[What is required]: Within the data below, find the string "glyph" and return each line where it occurs.

[Data provided]:
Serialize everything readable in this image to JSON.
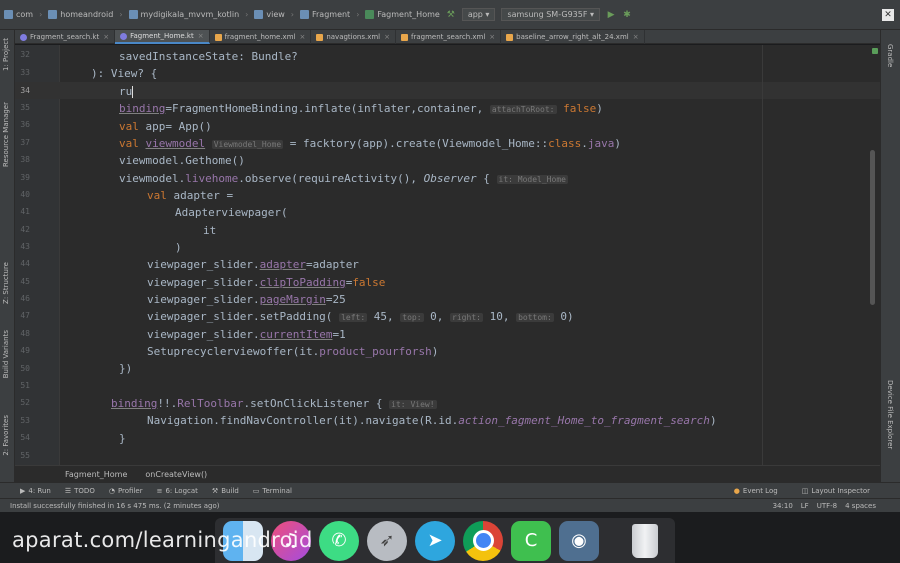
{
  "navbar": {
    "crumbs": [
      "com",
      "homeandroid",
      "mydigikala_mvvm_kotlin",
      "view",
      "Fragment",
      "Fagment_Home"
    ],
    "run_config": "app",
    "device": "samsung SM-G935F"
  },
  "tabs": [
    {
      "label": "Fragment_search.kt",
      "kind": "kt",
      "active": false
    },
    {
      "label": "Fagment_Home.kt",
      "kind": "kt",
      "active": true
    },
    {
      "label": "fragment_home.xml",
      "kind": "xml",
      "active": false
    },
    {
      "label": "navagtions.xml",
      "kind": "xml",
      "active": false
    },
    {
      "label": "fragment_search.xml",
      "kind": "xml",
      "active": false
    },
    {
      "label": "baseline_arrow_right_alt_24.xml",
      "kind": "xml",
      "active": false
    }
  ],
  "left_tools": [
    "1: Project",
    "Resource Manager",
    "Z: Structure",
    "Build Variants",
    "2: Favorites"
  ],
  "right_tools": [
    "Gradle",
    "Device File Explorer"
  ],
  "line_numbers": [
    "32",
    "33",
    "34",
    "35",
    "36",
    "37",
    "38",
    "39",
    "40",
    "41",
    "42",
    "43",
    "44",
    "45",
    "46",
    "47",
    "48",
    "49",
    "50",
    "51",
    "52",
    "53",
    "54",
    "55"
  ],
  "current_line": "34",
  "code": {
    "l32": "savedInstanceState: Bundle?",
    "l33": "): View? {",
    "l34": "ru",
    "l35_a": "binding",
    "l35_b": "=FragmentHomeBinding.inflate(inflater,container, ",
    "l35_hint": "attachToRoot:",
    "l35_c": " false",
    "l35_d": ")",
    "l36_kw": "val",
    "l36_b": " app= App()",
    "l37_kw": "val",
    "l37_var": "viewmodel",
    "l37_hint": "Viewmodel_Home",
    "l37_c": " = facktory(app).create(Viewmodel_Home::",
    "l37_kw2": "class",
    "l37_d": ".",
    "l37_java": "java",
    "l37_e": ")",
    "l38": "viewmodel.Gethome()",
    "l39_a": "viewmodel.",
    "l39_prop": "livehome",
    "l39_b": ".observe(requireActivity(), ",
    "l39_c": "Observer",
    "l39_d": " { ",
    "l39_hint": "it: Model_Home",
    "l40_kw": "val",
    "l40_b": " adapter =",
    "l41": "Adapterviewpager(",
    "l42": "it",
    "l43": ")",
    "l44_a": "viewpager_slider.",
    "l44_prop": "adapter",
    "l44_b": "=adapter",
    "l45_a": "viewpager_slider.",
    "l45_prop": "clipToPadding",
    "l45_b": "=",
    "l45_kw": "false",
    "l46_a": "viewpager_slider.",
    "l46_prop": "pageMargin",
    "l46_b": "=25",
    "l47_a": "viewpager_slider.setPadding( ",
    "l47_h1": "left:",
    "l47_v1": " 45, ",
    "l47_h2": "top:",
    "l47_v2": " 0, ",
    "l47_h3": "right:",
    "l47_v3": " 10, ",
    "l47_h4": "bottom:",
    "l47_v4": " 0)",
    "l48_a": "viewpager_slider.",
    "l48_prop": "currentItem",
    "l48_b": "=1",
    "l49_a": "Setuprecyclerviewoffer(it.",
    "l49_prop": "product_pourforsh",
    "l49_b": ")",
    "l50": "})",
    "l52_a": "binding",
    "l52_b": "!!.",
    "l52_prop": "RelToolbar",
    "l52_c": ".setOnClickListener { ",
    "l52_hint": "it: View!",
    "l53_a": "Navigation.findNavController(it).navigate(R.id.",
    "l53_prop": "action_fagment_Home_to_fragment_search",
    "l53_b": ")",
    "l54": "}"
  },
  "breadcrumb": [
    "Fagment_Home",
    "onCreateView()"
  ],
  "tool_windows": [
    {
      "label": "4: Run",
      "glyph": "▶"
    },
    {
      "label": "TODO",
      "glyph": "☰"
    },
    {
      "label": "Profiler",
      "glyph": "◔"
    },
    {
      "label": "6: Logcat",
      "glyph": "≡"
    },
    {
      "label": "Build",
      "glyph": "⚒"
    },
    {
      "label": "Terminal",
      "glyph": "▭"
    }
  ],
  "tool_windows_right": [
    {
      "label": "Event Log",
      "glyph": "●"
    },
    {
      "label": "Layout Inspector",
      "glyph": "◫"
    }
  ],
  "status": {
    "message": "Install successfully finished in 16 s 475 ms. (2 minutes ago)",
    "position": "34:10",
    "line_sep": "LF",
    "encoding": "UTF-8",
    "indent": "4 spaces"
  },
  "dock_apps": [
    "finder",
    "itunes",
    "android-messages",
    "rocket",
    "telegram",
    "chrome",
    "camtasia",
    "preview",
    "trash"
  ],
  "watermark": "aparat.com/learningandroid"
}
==
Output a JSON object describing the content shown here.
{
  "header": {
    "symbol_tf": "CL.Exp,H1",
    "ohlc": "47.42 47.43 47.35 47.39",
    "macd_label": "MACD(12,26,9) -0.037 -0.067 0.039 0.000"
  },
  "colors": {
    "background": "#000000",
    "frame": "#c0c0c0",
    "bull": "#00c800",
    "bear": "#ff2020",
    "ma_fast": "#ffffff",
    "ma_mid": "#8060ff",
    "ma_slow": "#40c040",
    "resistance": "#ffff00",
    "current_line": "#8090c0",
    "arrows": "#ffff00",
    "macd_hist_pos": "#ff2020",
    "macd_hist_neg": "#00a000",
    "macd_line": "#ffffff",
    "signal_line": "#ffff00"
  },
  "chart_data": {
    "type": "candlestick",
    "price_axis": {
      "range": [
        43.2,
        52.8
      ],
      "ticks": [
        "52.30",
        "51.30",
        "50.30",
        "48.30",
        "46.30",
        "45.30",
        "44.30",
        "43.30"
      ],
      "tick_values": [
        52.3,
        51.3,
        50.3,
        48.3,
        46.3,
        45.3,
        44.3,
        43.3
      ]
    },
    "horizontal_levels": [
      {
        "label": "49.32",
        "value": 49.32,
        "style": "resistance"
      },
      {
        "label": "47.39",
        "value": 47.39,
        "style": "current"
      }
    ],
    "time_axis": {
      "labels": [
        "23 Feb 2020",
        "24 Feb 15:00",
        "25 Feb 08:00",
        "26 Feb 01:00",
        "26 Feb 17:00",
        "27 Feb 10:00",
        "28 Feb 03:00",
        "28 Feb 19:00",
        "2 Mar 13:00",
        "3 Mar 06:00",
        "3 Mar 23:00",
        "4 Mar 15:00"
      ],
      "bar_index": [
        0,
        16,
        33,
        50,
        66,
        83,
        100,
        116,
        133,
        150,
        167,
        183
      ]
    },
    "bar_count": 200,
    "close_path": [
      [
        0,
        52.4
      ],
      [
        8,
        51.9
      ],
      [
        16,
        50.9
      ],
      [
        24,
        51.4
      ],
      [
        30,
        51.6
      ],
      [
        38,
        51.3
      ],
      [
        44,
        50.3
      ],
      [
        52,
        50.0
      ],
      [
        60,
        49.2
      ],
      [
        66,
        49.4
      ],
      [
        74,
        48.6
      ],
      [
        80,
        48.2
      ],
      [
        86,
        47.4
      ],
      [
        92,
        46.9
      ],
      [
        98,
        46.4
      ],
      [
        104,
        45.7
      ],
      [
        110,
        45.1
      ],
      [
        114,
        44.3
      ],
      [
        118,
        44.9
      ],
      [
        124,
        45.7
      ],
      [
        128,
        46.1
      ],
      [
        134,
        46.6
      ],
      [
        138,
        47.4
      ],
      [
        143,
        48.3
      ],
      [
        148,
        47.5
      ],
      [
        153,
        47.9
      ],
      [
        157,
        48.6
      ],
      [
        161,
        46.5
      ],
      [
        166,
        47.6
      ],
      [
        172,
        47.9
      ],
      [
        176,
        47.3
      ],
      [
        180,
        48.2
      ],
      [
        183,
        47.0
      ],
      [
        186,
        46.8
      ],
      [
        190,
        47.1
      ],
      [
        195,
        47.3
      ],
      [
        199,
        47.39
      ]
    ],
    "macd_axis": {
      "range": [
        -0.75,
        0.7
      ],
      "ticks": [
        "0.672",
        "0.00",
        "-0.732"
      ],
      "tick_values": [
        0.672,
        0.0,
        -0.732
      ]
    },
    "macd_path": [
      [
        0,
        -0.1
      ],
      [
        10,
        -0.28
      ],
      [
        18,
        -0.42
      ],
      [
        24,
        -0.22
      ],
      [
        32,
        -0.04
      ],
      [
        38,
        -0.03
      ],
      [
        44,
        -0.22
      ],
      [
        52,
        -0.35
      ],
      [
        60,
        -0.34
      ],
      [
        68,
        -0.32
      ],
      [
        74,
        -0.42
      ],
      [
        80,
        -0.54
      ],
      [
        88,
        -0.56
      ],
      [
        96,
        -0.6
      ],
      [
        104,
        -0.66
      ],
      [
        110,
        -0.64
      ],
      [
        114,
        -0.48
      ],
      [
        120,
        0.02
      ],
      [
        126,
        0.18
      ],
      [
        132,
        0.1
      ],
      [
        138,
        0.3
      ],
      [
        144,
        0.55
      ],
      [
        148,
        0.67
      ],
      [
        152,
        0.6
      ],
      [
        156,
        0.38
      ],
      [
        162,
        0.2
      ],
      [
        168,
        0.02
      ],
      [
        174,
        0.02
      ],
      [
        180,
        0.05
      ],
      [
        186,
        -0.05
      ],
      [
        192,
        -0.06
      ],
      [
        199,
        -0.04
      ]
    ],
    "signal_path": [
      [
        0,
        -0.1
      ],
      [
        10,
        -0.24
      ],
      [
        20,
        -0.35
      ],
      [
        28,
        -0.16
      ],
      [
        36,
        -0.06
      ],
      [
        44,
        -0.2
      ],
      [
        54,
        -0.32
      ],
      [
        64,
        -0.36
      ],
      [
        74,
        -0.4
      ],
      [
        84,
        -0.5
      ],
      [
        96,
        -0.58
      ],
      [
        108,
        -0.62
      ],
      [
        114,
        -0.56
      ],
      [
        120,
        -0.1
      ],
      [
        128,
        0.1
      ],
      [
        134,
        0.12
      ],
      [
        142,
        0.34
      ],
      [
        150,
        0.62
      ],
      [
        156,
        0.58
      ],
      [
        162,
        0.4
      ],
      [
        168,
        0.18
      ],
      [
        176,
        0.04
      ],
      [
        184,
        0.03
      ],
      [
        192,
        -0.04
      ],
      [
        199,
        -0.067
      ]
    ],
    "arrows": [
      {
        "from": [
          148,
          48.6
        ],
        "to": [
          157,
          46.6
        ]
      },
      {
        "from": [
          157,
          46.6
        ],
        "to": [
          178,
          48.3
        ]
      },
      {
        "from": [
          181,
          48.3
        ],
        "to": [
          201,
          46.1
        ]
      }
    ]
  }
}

[Response to this task]:
      "glyph": "▶"
      "glyph": "☰"
      "glyph": "◔"
      "glyph": "≡"
      "glyph": "⚒"
      "glyph": "▭"
      "glyph": "●"
      "glyph": "◫"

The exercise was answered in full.